Paying upfront for equipment and assets can be a significant drain on the working capital of most businesses, especially those that are expanding. Raising finance for new business equipment, software and machinery continues to be a challenging issue for companies, particularly SMEs and start-ups. With bank lending figures still falling, many businesses are turning to alternative sources of funding such as asset finance and leasing.
Asset Finance is now the third most common source of finance for businesses, after bank overdrafts and loans. It is also of growing importance in the public sector. In fact, organisations across every market sector are benefiting from leasing, from new start-up businesses to large established companies. With highly competitive interest rates and agreements, there is no doubt that leasing can offer an advantageous alternative to buying.
When you enter a lease agreement, the contract is between your business and the leasing company. Simply select the equipment you require and agree the price with your chosen supplier. A lease agreement is then drawn up by the leasing company. Once the lease documents have been signed and returned, arrangements will be made for the supplier to deliver the equipment. On receipt, you sign a 'certificate of acceptance', which effectively states that you have received and are happy with the equipment. The leasing company then pays the supplier. You pay the leasing company (the lessor) a regular rental payment, typically across two to five years.
Leasing can help improve your cash flow by keeping your working capital free. This leaves you with funds available to reinvest elsewhere in your business and you can benefit from tax efficiencies.
Using a leasing scheme, businesses enjoy the obvious volume advantages of ordering equipment in bulk, but without the disadvantage of having to pay for each purchase upfront. In addition, many businesses find leasing advantageous from a budgeting standpoint, as switching from outright purchase to a lease agreement changes how the equipment is accounted for.

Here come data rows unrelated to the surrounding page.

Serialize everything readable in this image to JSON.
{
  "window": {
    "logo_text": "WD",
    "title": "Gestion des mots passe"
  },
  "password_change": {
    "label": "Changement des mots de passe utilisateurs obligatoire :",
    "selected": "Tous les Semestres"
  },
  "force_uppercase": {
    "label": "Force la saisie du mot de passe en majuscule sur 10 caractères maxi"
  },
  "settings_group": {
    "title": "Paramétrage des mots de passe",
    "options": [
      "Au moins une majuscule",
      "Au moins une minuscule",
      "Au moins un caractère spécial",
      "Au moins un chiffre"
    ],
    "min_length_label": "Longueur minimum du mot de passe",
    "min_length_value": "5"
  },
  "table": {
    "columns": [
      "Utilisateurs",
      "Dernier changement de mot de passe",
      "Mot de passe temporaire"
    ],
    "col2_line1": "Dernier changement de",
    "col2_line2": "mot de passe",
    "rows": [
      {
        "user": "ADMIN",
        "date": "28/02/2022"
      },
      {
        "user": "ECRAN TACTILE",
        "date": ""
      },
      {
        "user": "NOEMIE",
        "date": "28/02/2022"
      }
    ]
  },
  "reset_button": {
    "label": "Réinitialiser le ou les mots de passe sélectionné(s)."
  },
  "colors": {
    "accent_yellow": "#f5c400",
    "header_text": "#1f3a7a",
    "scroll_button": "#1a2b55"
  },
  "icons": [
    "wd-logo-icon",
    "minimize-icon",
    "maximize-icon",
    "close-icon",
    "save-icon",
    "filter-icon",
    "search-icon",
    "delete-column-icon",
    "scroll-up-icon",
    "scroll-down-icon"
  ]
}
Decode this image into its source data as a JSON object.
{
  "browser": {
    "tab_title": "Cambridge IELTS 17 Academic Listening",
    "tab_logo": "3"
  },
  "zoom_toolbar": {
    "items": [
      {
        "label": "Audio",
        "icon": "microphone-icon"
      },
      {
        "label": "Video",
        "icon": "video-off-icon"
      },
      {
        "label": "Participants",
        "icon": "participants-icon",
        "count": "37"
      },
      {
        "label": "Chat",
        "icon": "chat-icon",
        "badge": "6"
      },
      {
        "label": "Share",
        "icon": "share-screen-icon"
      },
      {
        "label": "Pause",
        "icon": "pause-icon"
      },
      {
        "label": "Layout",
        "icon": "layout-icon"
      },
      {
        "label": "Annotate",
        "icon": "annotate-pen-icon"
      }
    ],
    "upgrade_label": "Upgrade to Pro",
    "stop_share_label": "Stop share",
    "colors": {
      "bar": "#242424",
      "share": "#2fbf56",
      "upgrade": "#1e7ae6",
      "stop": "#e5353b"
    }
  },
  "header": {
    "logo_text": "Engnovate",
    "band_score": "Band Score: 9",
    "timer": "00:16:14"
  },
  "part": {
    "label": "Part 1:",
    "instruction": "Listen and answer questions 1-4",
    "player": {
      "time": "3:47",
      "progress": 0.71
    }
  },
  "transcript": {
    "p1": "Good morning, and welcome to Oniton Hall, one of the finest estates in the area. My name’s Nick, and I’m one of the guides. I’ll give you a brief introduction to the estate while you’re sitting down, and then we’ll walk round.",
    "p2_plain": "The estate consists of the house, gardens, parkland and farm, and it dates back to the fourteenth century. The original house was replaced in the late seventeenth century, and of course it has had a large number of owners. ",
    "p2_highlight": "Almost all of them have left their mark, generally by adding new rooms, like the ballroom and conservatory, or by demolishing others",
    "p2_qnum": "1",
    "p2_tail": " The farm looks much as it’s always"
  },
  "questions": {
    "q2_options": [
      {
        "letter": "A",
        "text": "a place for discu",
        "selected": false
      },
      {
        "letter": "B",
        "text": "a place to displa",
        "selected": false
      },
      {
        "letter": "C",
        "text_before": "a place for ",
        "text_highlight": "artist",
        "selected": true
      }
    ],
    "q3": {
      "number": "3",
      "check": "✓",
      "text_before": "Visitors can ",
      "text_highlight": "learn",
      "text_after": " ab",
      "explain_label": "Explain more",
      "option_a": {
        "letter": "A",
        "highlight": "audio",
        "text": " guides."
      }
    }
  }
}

For a small initial payment, the asset you require is yours to use straightaway. Leasing enables you to pay for the equipment you need over a fixed period of time, which helps you spread the cost over the life of the equipment and budget effectively.

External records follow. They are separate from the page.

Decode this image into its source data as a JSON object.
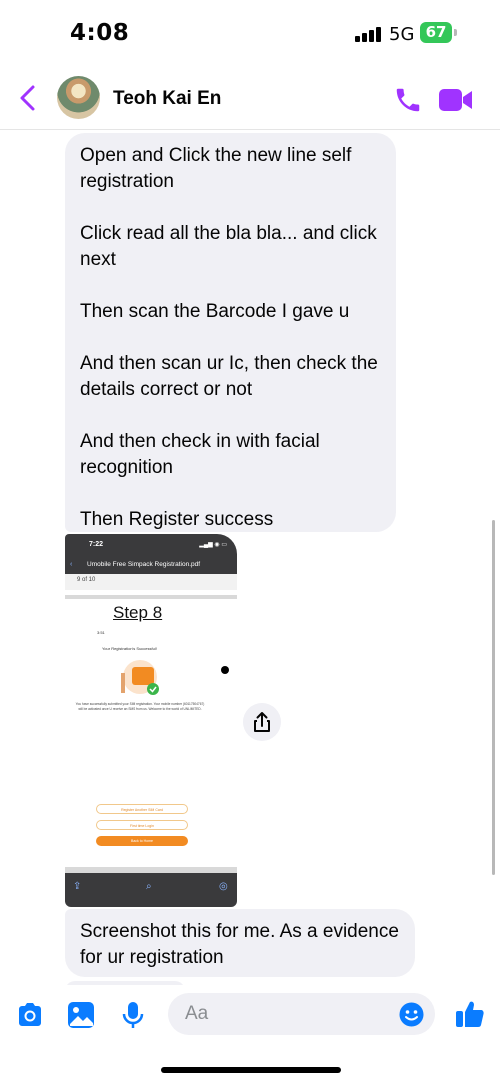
{
  "status_bar": {
    "time": "4:08",
    "network": "5G",
    "battery": "67"
  },
  "header": {
    "contact_name": "Teoh Kai En",
    "accent_color": "#a033ff",
    "icons": [
      "back-chevron-icon",
      "phone-icon",
      "video-camera-icon"
    ]
  },
  "messages": {
    "bubble_1": "Open and Click the new line self registration\n\nClick read all the bla bla... and click next\n\nThen scan the Barcode I gave u\n\nAnd then scan ur Ic, then check the details correct or not\n\nAnd then check in with facial recognition\n\nThen Register success",
    "bubble_2": "Screenshot this for me. As a evidence for ur registration"
  },
  "shared_image": {
    "time": "7:22",
    "file_title": "Umobile Free Simpack Registration.pdf",
    "page_label": "9 of 10",
    "step_title": "Step 8",
    "inner_time": "3:51",
    "success_title": "Your Registration's Successful!",
    "success_text": "You have successfully submitted your SIM registration. Your mobile number (60117504767) will be activated once U receive an SMS from us. Welcome to the world of UNLIMITED.",
    "button_1": "Register Another SIM Card",
    "button_2": "First time Login",
    "button_3": "Back to Home"
  },
  "composer": {
    "placeholder": "Aa",
    "icons": [
      "camera-icon",
      "gallery-icon",
      "microphone-icon",
      "emoji-icon",
      "thumbs-up-icon"
    ]
  }
}
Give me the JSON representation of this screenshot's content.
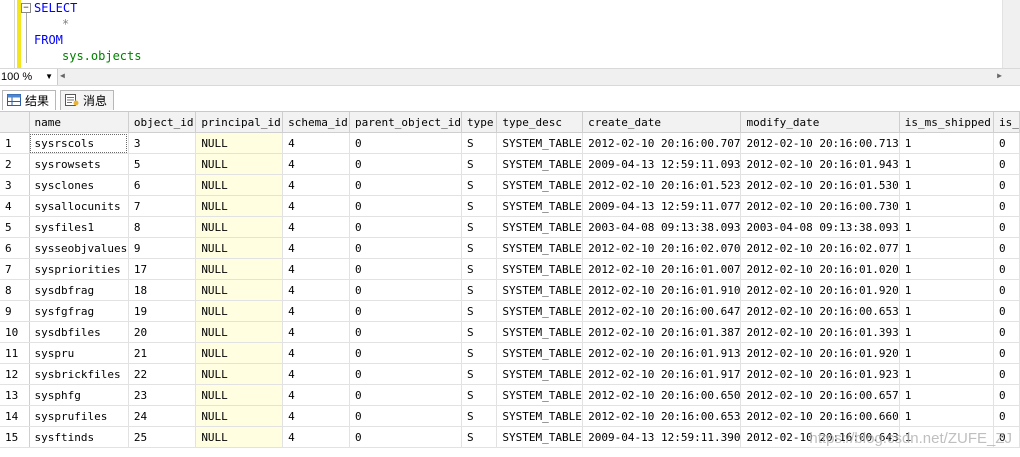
{
  "editor": {
    "lines": [
      "SELECT",
      "*",
      "FROM",
      "sys.objects"
    ],
    "fold_symbol": "−"
  },
  "zoom": {
    "value": "100 %"
  },
  "tabs": [
    {
      "label": "结果",
      "icon": "results-grid-icon"
    },
    {
      "label": "消息",
      "icon": "messages-icon"
    }
  ],
  "grid": {
    "columns": [
      "",
      "name",
      "object_id",
      "principal_id",
      "schema_id",
      "parent_object_id",
      "type",
      "type_desc",
      "create_date",
      "modify_date",
      "is_ms_shipped",
      "is_"
    ],
    "rows": [
      [
        "1",
        "sysrscols",
        "3",
        "NULL",
        "4",
        "0",
        "S",
        "SYSTEM_TABLE",
        "2012-02-10 20:16:00.707",
        "2012-02-10 20:16:00.713",
        "1",
        "0"
      ],
      [
        "2",
        "sysrowsets",
        "5",
        "NULL",
        "4",
        "0",
        "S",
        "SYSTEM_TABLE",
        "2009-04-13 12:59:11.093",
        "2012-02-10 20:16:01.943",
        "1",
        "0"
      ],
      [
        "3",
        "sysclones",
        "6",
        "NULL",
        "4",
        "0",
        "S",
        "SYSTEM_TABLE",
        "2012-02-10 20:16:01.523",
        "2012-02-10 20:16:01.530",
        "1",
        "0"
      ],
      [
        "4",
        "sysallocunits",
        "7",
        "NULL",
        "4",
        "0",
        "S",
        "SYSTEM_TABLE",
        "2009-04-13 12:59:11.077",
        "2012-02-10 20:16:00.730",
        "1",
        "0"
      ],
      [
        "5",
        "sysfiles1",
        "8",
        "NULL",
        "4",
        "0",
        "S",
        "SYSTEM_TABLE",
        "2003-04-08 09:13:38.093",
        "2003-04-08 09:13:38.093",
        "1",
        "0"
      ],
      [
        "6",
        "sysseobjvalues",
        "9",
        "NULL",
        "4",
        "0",
        "S",
        "SYSTEM_TABLE",
        "2012-02-10 20:16:02.070",
        "2012-02-10 20:16:02.077",
        "1",
        "0"
      ],
      [
        "7",
        "syspriorities",
        "17",
        "NULL",
        "4",
        "0",
        "S",
        "SYSTEM_TABLE",
        "2012-02-10 20:16:01.007",
        "2012-02-10 20:16:01.020",
        "1",
        "0"
      ],
      [
        "8",
        "sysdbfrag",
        "18",
        "NULL",
        "4",
        "0",
        "S",
        "SYSTEM_TABLE",
        "2012-02-10 20:16:01.910",
        "2012-02-10 20:16:01.920",
        "1",
        "0"
      ],
      [
        "9",
        "sysfgfrag",
        "19",
        "NULL",
        "4",
        "0",
        "S",
        "SYSTEM_TABLE",
        "2012-02-10 20:16:00.647",
        "2012-02-10 20:16:00.653",
        "1",
        "0"
      ],
      [
        "10",
        "sysdbfiles",
        "20",
        "NULL",
        "4",
        "0",
        "S",
        "SYSTEM_TABLE",
        "2012-02-10 20:16:01.387",
        "2012-02-10 20:16:01.393",
        "1",
        "0"
      ],
      [
        "11",
        "syspru",
        "21",
        "NULL",
        "4",
        "0",
        "S",
        "SYSTEM_TABLE",
        "2012-02-10 20:16:01.913",
        "2012-02-10 20:16:01.920",
        "1",
        "0"
      ],
      [
        "12",
        "sysbrickfiles",
        "22",
        "NULL",
        "4",
        "0",
        "S",
        "SYSTEM_TABLE",
        "2012-02-10 20:16:01.917",
        "2012-02-10 20:16:01.923",
        "1",
        "0"
      ],
      [
        "13",
        "sysphfg",
        "23",
        "NULL",
        "4",
        "0",
        "S",
        "SYSTEM_TABLE",
        "2012-02-10 20:16:00.650",
        "2012-02-10 20:16:00.657",
        "1",
        "0"
      ],
      [
        "14",
        "sysprufiles",
        "24",
        "NULL",
        "4",
        "0",
        "S",
        "SYSTEM_TABLE",
        "2012-02-10 20:16:00.653",
        "2012-02-10 20:16:00.660",
        "1",
        "0"
      ],
      [
        "15",
        "sysftinds",
        "25",
        "NULL",
        "4",
        "0",
        "S",
        "SYSTEM_TABLE",
        "2009-04-13 12:59:11.390",
        "2012-02-10 20:16:00.643",
        "1",
        "0"
      ]
    ]
  },
  "watermark": "https://blog.csdn.net/ZUFE_ZJ"
}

Agreements can be over an agreed period, for example two years, and repayments can be made monthly, quarterly or annually, by direct debit or invoice, whichever is most convenient. Lease payments can even be tailored to match your seasonal cash flow.
Leasing offers the flexibility to acquire the latest equipment your business requires straight away or quickly respond to an opportunity in the market. It prevents having to delay the implementation of plans until sufficient funds become available, enabling new technology to be adopted instantly and providing continuity through a clearly defined plan. Businesses can upgrade or expand their resources easily, as and when the need arises.
With an operating lease, lease 'rental' payments are an allowable business expense that can be set against profit – thereby potentially reducing your tax bill. Other methods of equipment acquisition, such as outright purchase, do not have the same level of tax benefit.
With leasing you have a fixed interest rate. This protects you against interest rate rises and enables you to plan your budget effectively. As inflation rises, because your payments are fixed, the cost of the equipment reduces in real terms.
Please download the full WestWon guide where, you will find what you need to know about the benefits of leasing, the process, the options available, the things to consider and questions to ask when choosing a leasing company.